Figure 6b shows the improved power saturation curve of a linearized TWTA; the predistortion actually shifts the curve as well as the maximum location on the curve at which linear operation is achieved. SSPAs at lower frequencies typically do not require linearization as they can operate fairly close to saturation (within 3dB) while meeting key linearity specifications.

However, at Ka-band most of the high power chips available for use in power combined HPAs do not have as good of linearity as those at Ku-band and below, making linearization of SSPAs a real option. Linearizers have played a key role in achieving the power levels needed for military Ka-band systems; while there is a cost for linearizers, it is almost always worth it at Ka-band.

With linear power as the key specification, being able to operate up to saturation becomes unnecessary for many communication systems, and not even allowed over WGS. The output power can be limited in the amplifier design to just above the linear power, typically around 3dB below the rated power of the equivalent full power or “CW” tube.

xicomFig6 In TWTAs this is called a peak TWTA and it allows the collector depression ratios of the traveling wave tube itself to be optimized for better efficiency over the lower total operational power range. The resulting higher efficiency and reduced power dissipation, along with the smaller power supply that only has to power the tube up to the linear power level, allow for safely reducing the heat sink size and mass.

The result is a smaller, lighter, more efficient and, yes, less expensive, TWTA. The resulting amplifier has the same RF performance characteristics as the CW TWTA, up to the point at which the power limits. Figure 7a shows the power saturation curves for a 400W Ku-band CW TWTA and a corresponding 400W Ku-band Peak TWTA. The plots are nearly identical, but a comparison of the two units (see Figure 7b) illustrates the dramatic reductions possible in size, weight and power draw.
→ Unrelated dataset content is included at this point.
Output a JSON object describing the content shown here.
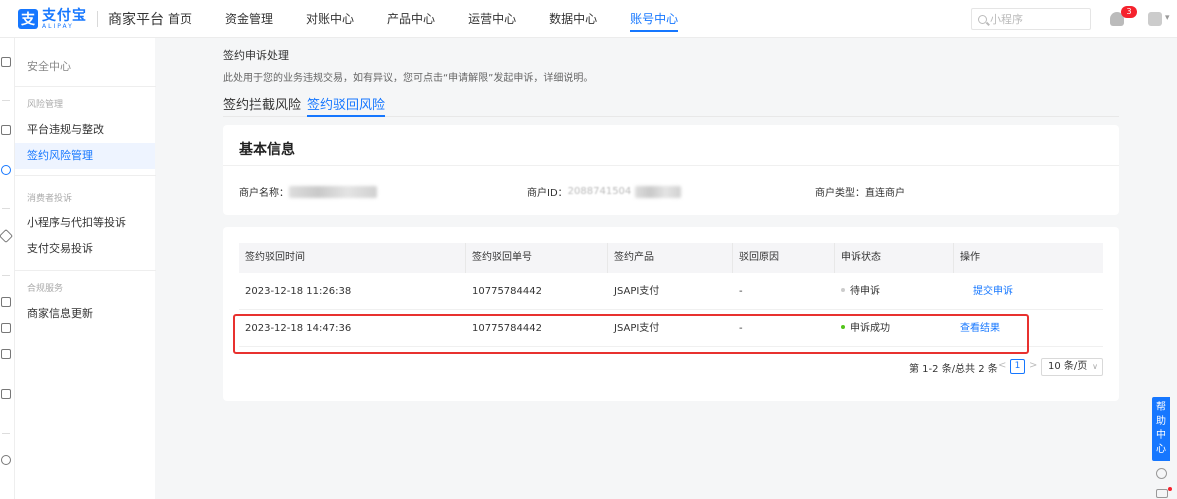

With the continued announcement of additional WGS satellites, it is clear that Ka-band MILSATCOM will be a requirement for a long period of time and will continue to drive development of new and innovative ground system solutions. The changes already occurring to the HPAs have made a significant and lasting impact on how transmit amplifiers are specified, integrated, and used for Ka-band MILSATCOM as well as in the commercial SATCOM industry.

xicomFig7 Where they are located, what size and weight they must be, and how their linearity and linear power are specified and measured have been affected … this leave us to wonder what may be next? Commercial Ka-band has many variations, and military terminals may need to have dual-band (commercial and WGS) capability in a single package.

Incorporating more functionality into the transmit amplifier package, similar to transceivers in the past could buy some additional size and weight savings to further improve pointing. We do know that WGS Ka-band and MILSATCOM will be leading the way.

About the company
Comtech Xicom Technology, founded as Xicom Technology in 1991, has grown to be a world leading satellite communications (SATCOM) amplifier supplier, offering the broadest product line in the industry. Their focus on customers, innovation, and quality has driven growth and created a company with a reputation for excellence. Regarded as an industry leader across the board, Xicom provides rugged, highly efficient and reliable Traveling Wave Tube Amplifiers (TWTAs), Klystron Power Amplifiers (KPAs), Solid State Power Amplifiers (SSPAs), and Block Upconverters (BUCs) for commercial and military broadcast and broadband applications around the world. These Xicom High Power Amplifiers (HPAs) are in use in critical communications links on the ground, in the air and on the sea; they support fixed traditional and direct-to-home broadcast, mobile news gathering, transportable and flyaway systems, secure high data rate communications, and broadband access over SATCOM.